    • Number of collected samples
    • Number of generated aliquots upon sample processing
    • Template(s) / questionnaire(s) used to enter sample related information


If possible and in order to reduce labelling errors, pre-label sample collection tubes including respective templates.
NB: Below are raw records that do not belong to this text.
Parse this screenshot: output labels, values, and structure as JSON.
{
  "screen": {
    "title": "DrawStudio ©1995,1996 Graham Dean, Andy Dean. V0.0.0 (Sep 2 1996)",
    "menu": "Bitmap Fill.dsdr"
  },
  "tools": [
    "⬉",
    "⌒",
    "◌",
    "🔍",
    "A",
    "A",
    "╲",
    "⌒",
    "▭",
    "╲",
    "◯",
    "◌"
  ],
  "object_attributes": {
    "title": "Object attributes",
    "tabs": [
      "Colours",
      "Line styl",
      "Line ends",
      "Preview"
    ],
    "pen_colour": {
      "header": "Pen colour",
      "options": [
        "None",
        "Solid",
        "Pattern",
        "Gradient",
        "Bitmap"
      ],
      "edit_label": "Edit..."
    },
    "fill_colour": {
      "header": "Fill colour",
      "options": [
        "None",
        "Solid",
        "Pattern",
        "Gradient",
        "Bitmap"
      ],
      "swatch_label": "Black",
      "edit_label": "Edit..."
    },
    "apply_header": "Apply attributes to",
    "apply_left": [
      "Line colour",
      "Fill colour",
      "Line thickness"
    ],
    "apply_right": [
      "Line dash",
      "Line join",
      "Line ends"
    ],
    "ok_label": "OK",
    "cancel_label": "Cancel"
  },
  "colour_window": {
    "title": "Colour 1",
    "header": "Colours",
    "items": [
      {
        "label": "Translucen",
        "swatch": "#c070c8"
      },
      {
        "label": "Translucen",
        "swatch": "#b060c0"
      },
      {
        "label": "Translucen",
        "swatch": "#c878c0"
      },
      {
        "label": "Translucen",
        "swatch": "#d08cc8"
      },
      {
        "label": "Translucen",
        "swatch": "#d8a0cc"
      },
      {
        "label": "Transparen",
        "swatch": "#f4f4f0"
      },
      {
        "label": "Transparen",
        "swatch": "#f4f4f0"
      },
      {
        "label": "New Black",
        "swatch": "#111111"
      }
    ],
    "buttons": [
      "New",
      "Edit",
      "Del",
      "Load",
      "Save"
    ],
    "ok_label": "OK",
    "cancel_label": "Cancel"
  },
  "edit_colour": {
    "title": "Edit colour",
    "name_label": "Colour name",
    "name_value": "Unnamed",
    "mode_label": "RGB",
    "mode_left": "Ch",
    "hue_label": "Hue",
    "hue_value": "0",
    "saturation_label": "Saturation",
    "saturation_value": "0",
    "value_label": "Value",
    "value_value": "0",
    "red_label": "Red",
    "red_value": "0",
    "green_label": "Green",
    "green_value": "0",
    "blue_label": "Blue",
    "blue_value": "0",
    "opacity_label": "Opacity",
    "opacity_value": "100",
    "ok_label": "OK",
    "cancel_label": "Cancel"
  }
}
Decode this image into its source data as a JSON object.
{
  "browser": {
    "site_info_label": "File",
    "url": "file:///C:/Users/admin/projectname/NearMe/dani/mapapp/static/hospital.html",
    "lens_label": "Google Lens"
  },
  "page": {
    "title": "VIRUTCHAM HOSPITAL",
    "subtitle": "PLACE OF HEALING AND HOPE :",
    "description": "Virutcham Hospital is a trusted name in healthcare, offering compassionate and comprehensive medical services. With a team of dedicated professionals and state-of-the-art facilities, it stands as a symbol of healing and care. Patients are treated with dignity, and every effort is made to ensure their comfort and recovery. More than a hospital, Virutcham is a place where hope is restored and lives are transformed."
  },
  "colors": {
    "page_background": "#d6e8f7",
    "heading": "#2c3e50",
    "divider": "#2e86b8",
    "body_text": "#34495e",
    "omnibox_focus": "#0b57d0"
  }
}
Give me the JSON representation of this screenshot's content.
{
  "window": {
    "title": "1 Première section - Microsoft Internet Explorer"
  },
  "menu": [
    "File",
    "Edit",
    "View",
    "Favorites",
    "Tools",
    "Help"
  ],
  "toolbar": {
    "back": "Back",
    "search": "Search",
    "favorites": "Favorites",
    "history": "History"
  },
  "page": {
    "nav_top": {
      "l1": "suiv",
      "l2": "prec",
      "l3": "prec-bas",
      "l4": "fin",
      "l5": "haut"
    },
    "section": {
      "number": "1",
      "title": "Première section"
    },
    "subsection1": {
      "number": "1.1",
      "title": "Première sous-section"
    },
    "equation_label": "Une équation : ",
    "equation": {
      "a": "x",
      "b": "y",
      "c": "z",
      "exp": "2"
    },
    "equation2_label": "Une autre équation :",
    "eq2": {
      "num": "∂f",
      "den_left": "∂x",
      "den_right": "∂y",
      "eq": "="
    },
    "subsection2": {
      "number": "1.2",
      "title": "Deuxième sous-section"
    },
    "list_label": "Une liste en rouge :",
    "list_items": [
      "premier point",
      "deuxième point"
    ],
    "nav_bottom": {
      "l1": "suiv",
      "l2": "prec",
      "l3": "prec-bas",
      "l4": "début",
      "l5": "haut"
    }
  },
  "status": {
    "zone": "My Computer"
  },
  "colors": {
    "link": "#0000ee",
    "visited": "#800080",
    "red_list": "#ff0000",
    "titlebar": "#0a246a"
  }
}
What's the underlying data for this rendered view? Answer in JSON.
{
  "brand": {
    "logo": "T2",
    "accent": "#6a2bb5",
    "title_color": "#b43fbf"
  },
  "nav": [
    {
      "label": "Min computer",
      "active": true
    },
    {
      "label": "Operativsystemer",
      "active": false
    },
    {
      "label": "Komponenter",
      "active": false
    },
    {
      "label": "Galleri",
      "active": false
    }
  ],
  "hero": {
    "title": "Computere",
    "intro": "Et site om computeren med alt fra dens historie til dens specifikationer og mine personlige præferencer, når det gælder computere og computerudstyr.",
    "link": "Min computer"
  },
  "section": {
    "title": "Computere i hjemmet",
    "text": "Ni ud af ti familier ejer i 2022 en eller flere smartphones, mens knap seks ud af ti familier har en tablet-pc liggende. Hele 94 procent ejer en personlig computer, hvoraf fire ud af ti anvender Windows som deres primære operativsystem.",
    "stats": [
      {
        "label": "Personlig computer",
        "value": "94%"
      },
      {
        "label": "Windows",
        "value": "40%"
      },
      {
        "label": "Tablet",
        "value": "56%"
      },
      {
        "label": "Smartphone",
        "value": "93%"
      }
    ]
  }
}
Train staff on labelling procedures and introduce quality checks that guarantee procedures are correctly implemented

Where can I get help?

Your local CTU can support you with experienced staff regarding this topic

The Swiss Biobanking Platform (SBP) can provide you with support on this topic.

SBP Documents

SOPs, Forms and Templates – see in particular

  • BM Management SOP
  • Sample tracking Form
  • Participant Identification Log

External Links

Swissethics – see in particular

  • Topics / Biobanks and data registries


ISO 20387:2018 Biotechnology - Biobanking (access liable to cost) - General Requirements for Biobanking – see in particular section

  • 7.5 Traceability of biological material and associated data



  • BM – Biological Material
  • BIMS – Biobank Information Management System
  • CTU – Clinical Trials Unit
  • HRA – Human Research Act
  • HRO – Human Research Ordinance
  • ICF – Informed Consent Form
  • ICH GCP – International Council for Harmonisation - Good Clinical Practice
  • ID – Identity
  • ISO – International Standards Organisation
  • SBP – Swiss Biobanking Platform
Set-Up ↦ Biobanking ↦ Sample Management ↦ Sample Traceability

Provides some background knowledge and basic definitions

Basic Monitoring
Basic Drug or Device

Starts with a study idea

Ends after having assessed and evaluated study feasibility

Concept Drug or Device

Starts with confidence that the study is feasible

Ends after having received ethics and regulatory approval

Development Drug or Device

Starts with ethics and regulatory approval

Ends after successful study initiation

Set-Up Ethics and Laws
Set-Up Quality and Risk
Set-Up Drug or Device

Starts with participant recruitment

Ends after the last participant has completed the last study visit

Conduct Drug or Device

Starts with last study visit completed

Ends after study publication and archiving

Completion Statistics
Completion Drug or Device
Current Path (click to copy): Set-Up ↦ Biobanking ↦ Sample Management ↦ Sample Traceability

Please note: the Easy-GCS tool is currently under construction.